**Dataset items:**
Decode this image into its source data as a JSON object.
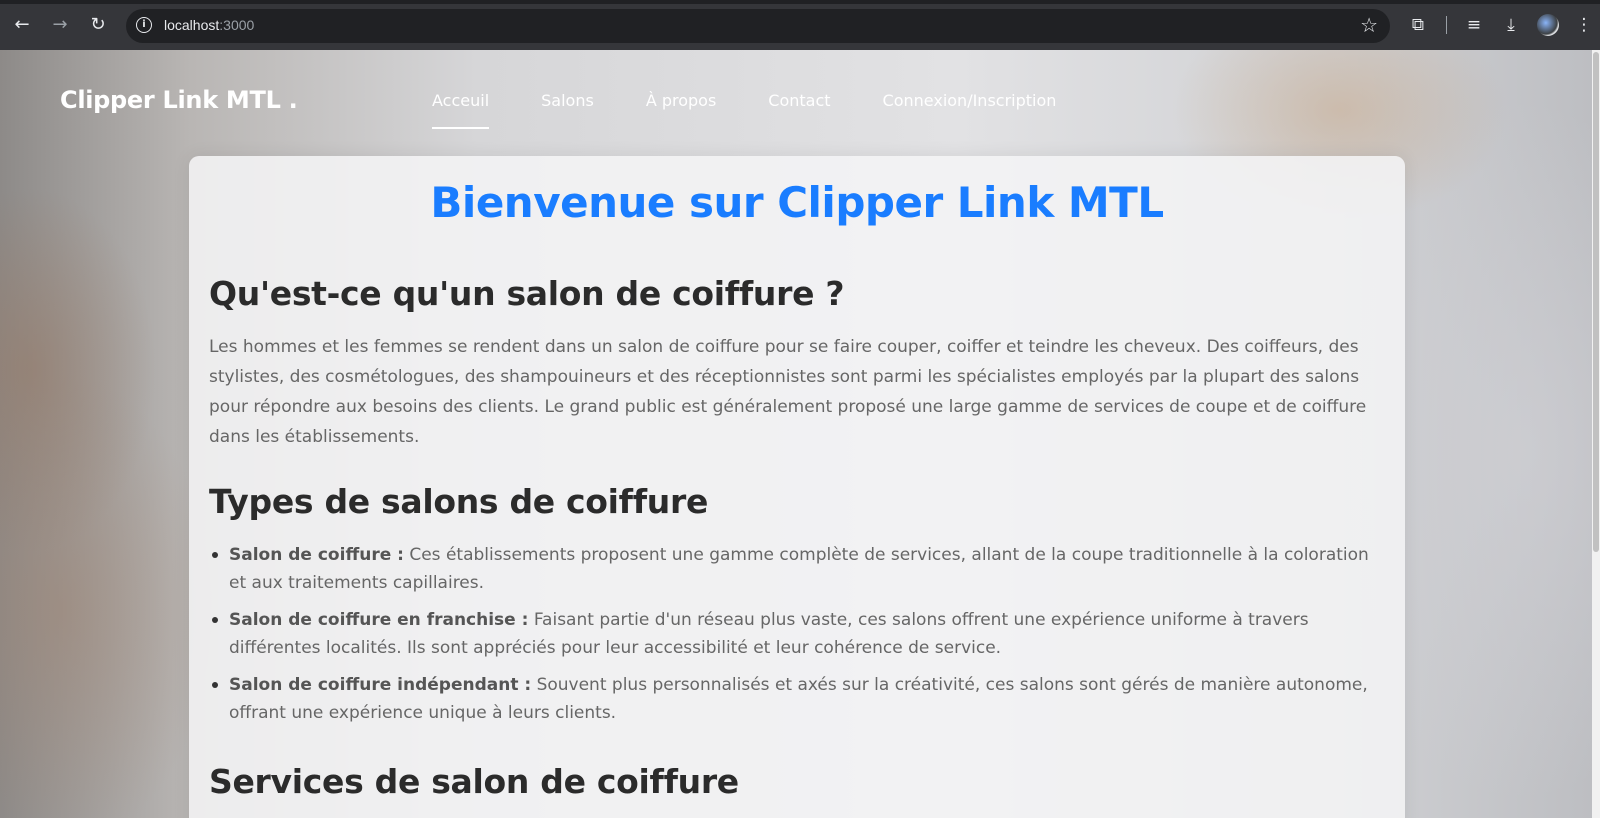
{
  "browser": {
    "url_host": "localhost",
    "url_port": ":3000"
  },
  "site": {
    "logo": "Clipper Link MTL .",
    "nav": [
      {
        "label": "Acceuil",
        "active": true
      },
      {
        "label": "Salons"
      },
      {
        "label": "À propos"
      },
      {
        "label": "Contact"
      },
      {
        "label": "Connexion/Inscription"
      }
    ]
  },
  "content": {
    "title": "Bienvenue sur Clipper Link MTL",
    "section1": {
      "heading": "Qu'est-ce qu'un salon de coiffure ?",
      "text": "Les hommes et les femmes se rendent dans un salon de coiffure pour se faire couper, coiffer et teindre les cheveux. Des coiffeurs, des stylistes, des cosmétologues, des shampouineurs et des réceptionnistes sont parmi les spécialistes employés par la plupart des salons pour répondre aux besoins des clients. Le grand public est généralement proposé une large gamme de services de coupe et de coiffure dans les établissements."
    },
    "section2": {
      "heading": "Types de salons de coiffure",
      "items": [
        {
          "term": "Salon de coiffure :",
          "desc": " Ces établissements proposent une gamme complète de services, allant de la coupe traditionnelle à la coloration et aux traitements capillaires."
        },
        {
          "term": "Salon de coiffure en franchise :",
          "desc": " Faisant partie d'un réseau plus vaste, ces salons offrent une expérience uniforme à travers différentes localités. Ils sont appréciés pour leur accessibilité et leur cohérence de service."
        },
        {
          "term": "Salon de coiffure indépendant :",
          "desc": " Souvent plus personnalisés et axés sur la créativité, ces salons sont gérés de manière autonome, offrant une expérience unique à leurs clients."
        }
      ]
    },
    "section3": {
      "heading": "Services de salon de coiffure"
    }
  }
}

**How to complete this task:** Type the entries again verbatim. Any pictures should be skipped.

**Answer to the exercise:**
Decode this image into its source data as a JSON object.
{
  "browser": {
    "url_host": "localhost",
    "url_port": ":3000"
  },
  "site": {
    "logo": "Clipper Link MTL .",
    "nav": [
      {
        "label": "Acceuil",
        "active": true
      },
      {
        "label": "Salons"
      },
      {
        "label": "À propos"
      },
      {
        "label": "Contact"
      },
      {
        "label": "Connexion/Inscription"
      }
    ]
  },
  "content": {
    "title": "Bienvenue sur Clipper Link MTL",
    "section1": {
      "heading": "Qu'est-ce qu'un salon de coiffure ?",
      "text": "Les hommes et les femmes se rendent dans un salon de coiffure pour se faire couper, coiffer et teindre les cheveux. Des coiffeurs, des stylistes, des cosmétologues, des shampouineurs et des réceptionnistes sont parmi les spécialistes employés par la plupart des salons pour répondre aux besoins des clients. Le grand public est généralement proposé une large gamme de services de coupe et de coiffure dans les établissements."
    },
    "section2": {
      "heading": "Types de salons de coiffure",
      "items": [
        {
          "term": "Salon de coiffure :",
          "desc": " Ces établissements proposent une gamme complète de services, allant de la coupe traditionnelle à la coloration et aux traitements capillaires."
        },
        {
          "term": "Salon de coiffure en franchise :",
          "desc": " Faisant partie d'un réseau plus vaste, ces salons offrent une expérience uniforme à travers différentes localités. Ils sont appréciés pour leur accessibilité et leur cohérence de service."
        },
        {
          "term": "Salon de coiffure indépendant :",
          "desc": " Souvent plus personnalisés et axés sur la créativité, ces salons sont gérés de manière autonome, offrant une expérience unique à leurs clients."
        }
      ]
    },
    "section3": {
      "heading": "Services de salon de coiffure"
    }
  }
}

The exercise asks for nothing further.